[The data Boundary: Start]
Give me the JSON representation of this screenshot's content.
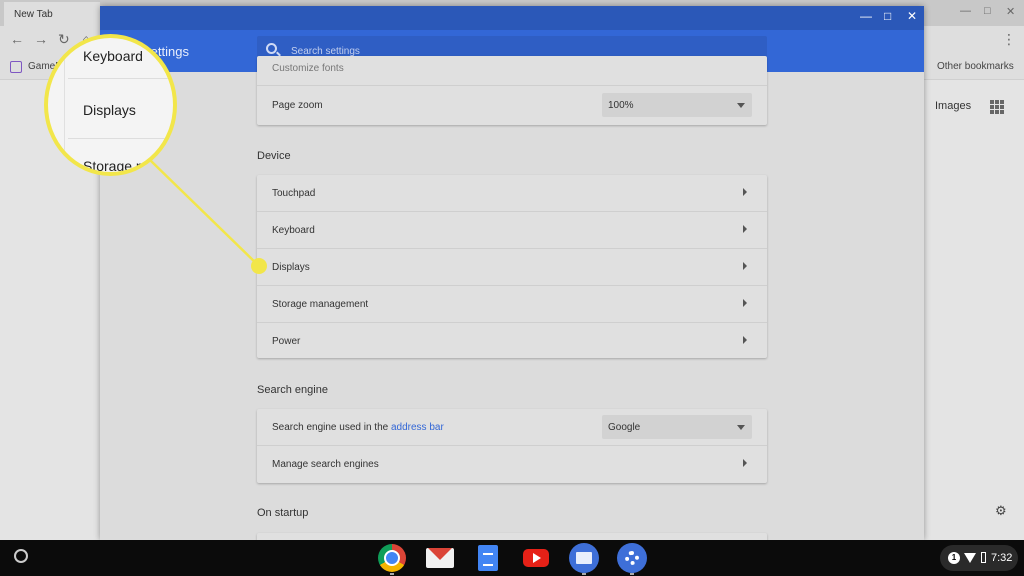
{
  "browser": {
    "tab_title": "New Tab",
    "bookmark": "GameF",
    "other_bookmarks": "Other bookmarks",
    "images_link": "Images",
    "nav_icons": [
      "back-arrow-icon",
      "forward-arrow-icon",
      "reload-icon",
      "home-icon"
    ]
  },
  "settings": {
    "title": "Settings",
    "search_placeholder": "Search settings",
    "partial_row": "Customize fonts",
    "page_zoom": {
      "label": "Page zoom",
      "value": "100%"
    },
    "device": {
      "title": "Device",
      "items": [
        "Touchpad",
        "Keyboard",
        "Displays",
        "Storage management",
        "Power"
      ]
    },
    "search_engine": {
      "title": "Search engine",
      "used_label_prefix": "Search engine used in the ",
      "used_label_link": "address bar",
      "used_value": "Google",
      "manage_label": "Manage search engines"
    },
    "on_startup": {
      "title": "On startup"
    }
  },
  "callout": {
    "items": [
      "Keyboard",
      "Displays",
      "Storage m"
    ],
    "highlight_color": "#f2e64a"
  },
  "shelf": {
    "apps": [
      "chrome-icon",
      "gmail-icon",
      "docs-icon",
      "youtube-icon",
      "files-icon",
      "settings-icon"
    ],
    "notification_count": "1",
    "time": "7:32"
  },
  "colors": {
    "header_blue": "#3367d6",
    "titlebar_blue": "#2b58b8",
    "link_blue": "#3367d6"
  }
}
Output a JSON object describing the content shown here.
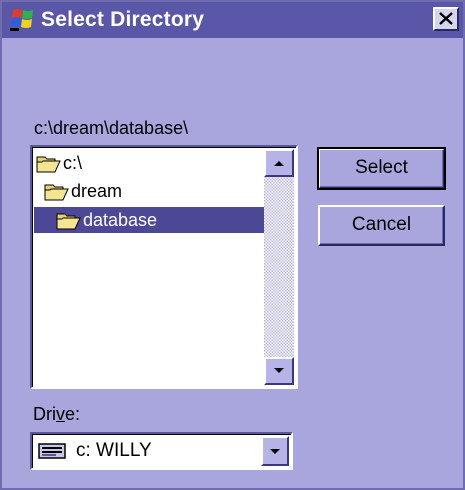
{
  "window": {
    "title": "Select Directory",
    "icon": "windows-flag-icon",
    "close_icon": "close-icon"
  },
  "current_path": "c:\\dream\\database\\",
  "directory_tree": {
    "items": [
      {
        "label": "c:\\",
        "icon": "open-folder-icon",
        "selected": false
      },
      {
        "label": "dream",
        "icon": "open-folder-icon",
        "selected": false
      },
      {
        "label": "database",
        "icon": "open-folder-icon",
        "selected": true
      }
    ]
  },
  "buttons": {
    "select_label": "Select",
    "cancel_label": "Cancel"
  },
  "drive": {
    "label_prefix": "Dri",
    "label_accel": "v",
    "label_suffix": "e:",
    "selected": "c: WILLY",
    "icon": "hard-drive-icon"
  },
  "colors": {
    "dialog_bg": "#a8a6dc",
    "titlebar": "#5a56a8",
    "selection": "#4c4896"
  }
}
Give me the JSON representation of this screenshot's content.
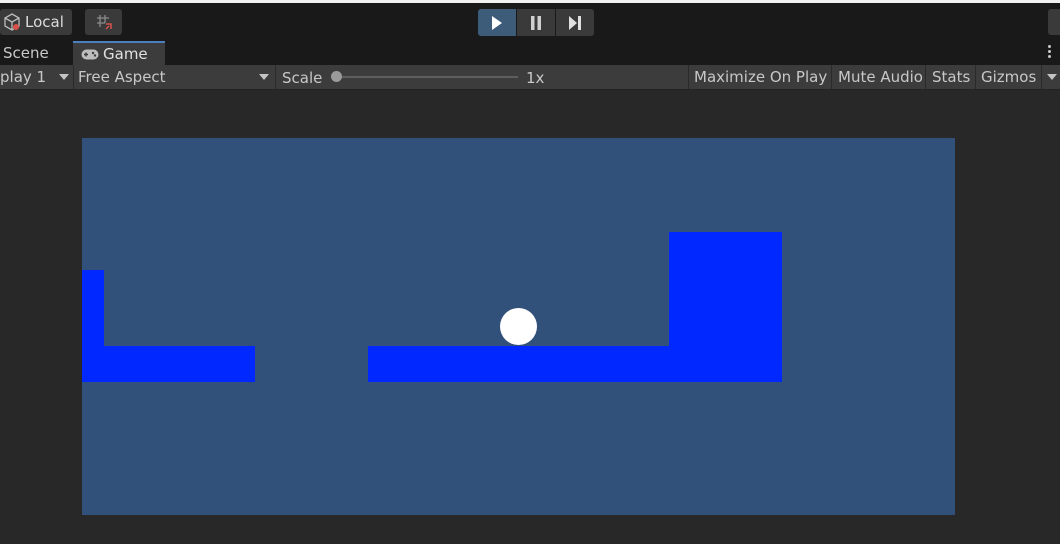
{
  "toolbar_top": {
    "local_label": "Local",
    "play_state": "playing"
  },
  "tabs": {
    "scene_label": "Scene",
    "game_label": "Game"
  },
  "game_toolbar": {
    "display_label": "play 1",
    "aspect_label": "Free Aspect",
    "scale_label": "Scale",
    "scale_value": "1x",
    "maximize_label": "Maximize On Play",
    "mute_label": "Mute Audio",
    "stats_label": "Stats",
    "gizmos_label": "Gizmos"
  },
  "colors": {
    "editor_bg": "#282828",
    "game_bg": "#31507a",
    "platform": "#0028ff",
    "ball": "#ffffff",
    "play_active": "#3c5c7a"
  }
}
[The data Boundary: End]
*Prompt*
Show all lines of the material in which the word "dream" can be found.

*Response to this task*
  "current_path": "c:\\dream\\database\\",
        "label": "dream",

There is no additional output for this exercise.